After the obligatory shout out to the troops for Memorial Day, we were "treated" to a recap of the John Cena/John Laurinaitis/Big Show drama.
During the opening live segment, Cena was one of the many superstars The Big Show named when he went through the list of peers he felt had betrayed him.
Towards the end of the show, we watched a pre-recorded message from the leader of the Cenation addressing the holiday.
Whenever the announcers on Raw say that a wrestler isn't here for the evening, you never have to believe them. So whether or not they brought up Cena's absence from the show, I still assumed he'd make an appearance during the last segment to help Brodus Clay keep his undefeated streak in tact.
When Raw was over and I realized Cena really hadn't shown his face, a smile grew on mine. But not for the reason you might think.
Sure, I was (and still am, for the most part) a Cena hater. I respect the man as much as anyone else in the business, but I love to hate the character.
The Miz defeating John Cena at WrestleMania 27 will probably go down as my all-time favorite live WrestleMania moment (I've attended every year since WrestleMania 23 in Detroit). The Rock defeating Cena at this year's WrestleMania is probably my third.
But I'm mostly over that now. He's not hogging the title scene anymore, and his character has allowed for guys like Big Johnny and the Big Show to get over as much-needed heels. He lost to The Rock, was "injured" by Lesnar and then lost to an executive: the Super-Cena is dead.
So if I don't hate Cena the way I once did, then why the smile about his absence from Raw?
It's because WWE is at a place where they don't need Cena, and they proved it on Monday. The WWE is so stacked that they can run their flagship show without their go-to man, and everything feels just fine.
You don't even have to look at Raw to see that. Let's look at Over the Limit. If you take away the Cena/Laurinaitis match, you still had two matches that could headline any pay-per-view: CM Punk vs. Daniel Bryan for the WWE Championship, and Sheamus/Del Rio/Orton/Jericho for the World Heavyweight Championship. Both matches delivered at a level that would have ended any major WWE PPV with the proper amount of gusto.
WWE is no longer dependent on John Cena.

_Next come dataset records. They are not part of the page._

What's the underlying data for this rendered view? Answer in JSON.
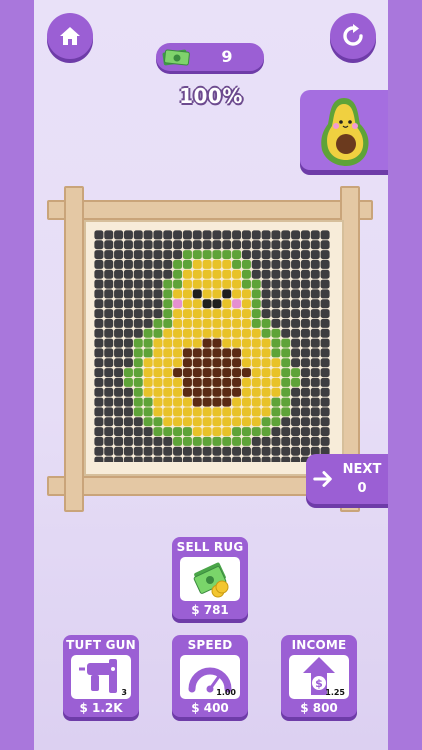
{
  "header": {
    "cash": "9",
    "progress_percent": "100%",
    "progress_fraction": 1.0
  },
  "next_button": {
    "label": "NEXT",
    "value": "0"
  },
  "upgrades": {
    "sell_rug": {
      "title": "SELL RUG",
      "price": "$ 781"
    },
    "tuft_gun": {
      "title": "TUFT GUN",
      "price": "$ 1.2K",
      "level": "3"
    },
    "speed": {
      "title": "SPEED",
      "price": "$ 400",
      "level": "1.00"
    },
    "income": {
      "title": "INCOME",
      "price": "$ 800",
      "level": "1.25"
    }
  },
  "colors": {
    "purple_accent": "#9b5fd4",
    "rug_background": "#3d3d40",
    "avocado_skin": "#5ea338",
    "avocado_flesh": "#e8c228",
    "avocado_pit": "#5a2a14",
    "cheek": "#e58fd0"
  },
  "icons": [
    "home-icon",
    "refresh-icon",
    "cash-icon",
    "arrow-right-icon",
    "money-stack-icon",
    "tuft-gun-icon",
    "speedometer-icon",
    "income-arrow-icon"
  ]
}
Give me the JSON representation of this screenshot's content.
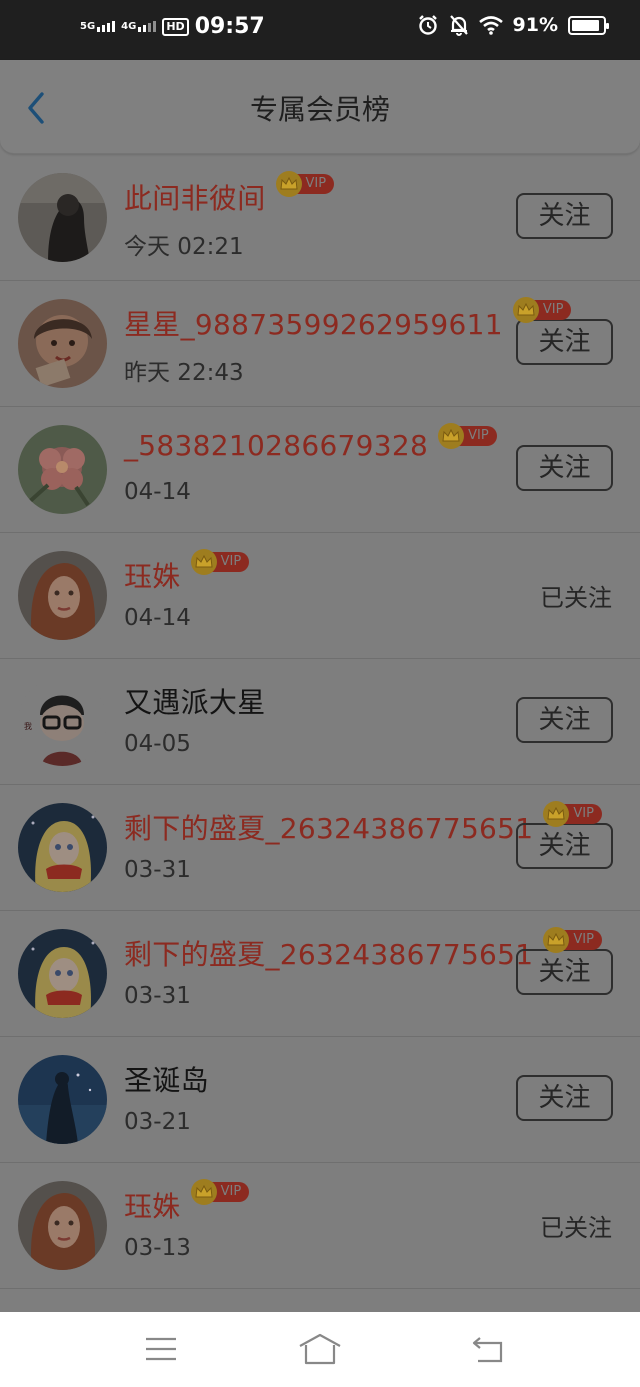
{
  "status": {
    "time": "09:57",
    "net1": "5G",
    "net2": "4G",
    "hd": "HD",
    "battery": "91%",
    "battery_level": 0.91
  },
  "header": {
    "title": "专属会员榜"
  },
  "vip_label": "VIP",
  "members": [
    {
      "name": "此间非彼间",
      "vip": true,
      "date": "今天 02:21",
      "action": "关注",
      "followed": false,
      "avatar": "girl-dark"
    },
    {
      "name": "星星_98873599262959611",
      "vip": true,
      "date": "昨天 22:43",
      "action": "关注",
      "followed": false,
      "avatar": "child"
    },
    {
      "name": "_5838210286679328",
      "vip": true,
      "date": "04-14",
      "action": "关注",
      "followed": false,
      "avatar": "flower"
    },
    {
      "name": "珏姝",
      "vip": true,
      "date": "04-14",
      "action": "已关注",
      "followed": true,
      "avatar": "woman-red"
    },
    {
      "name": "又遇派大星",
      "vip": false,
      "date": "04-05",
      "action": "关注",
      "followed": false,
      "avatar": "cartoon-glasses"
    },
    {
      "name": "剩下的盛夏_26324386775651",
      "vip": true,
      "date": "03-31",
      "action": "关注",
      "followed": false,
      "avatar": "anime-girl"
    },
    {
      "name": "剩下的盛夏_26324386775651",
      "vip": true,
      "date": "03-31",
      "action": "关注",
      "followed": false,
      "avatar": "anime-girl"
    },
    {
      "name": "圣诞岛",
      "vip": false,
      "date": "03-21",
      "action": "关注",
      "followed": false,
      "avatar": "night-sky"
    },
    {
      "name": "珏姝",
      "vip": true,
      "date": "03-13",
      "action": "已关注",
      "followed": true,
      "avatar": "woman-red"
    }
  ],
  "colors": {
    "vip_name": "#8c2a20",
    "overlay": "#7e7e7e",
    "status_bar": "#1f1f1f",
    "nav_bar": "#ffffff"
  }
}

Even if Cena was injured for WrestleMania 29, it would go down without a hitch. With names like The Rock, Brock Lesnar, CM Punk, Daniel Bryan, Sheamus, Alberto Del Rio and Randy Orton already on board—plus rumors of Steve Austin making a return, plus an assumed Undertaker match, plus the possibility of other superstars finally reaching (or returning to) the top—Cena could go without a single mention at WrestleMania 29, and it would still have just as much potential as any WrestleMania in history.
John Cena, you will always be a priceless asset to the WWE, but as a fan, it feels good to know we'll be fine without you.